• **Task item**
Go over the data and copy out each line with "icon" in it.

• **Excerpted records**
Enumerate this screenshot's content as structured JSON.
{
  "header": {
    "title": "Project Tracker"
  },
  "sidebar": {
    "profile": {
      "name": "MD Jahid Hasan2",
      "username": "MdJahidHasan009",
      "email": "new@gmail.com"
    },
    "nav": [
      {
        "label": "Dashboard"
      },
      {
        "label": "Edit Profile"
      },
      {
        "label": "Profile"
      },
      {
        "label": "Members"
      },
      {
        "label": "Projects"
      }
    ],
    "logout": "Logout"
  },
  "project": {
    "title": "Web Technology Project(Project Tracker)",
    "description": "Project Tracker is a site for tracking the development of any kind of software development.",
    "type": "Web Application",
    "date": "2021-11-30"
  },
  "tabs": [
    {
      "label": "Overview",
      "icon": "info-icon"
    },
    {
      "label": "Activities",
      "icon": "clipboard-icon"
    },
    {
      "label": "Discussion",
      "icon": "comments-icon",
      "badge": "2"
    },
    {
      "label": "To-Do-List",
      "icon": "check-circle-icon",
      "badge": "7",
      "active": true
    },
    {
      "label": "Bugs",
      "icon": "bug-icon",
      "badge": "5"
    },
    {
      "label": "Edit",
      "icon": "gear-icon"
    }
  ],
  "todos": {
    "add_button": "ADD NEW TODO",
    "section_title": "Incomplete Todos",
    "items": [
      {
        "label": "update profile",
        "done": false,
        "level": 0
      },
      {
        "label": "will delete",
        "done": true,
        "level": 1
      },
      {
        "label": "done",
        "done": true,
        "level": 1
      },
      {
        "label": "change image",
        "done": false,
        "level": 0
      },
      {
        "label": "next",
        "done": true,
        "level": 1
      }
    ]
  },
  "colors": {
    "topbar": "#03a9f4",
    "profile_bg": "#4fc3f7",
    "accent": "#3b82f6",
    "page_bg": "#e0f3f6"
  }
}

• **Answer to the exercise**
      "icon": "info-icon"
      "icon": "clipboard-icon"
      "icon": "comments-icon",
      "icon": "check-circle-icon",
      "icon": "bug-icon",
      "icon": "gear-icon"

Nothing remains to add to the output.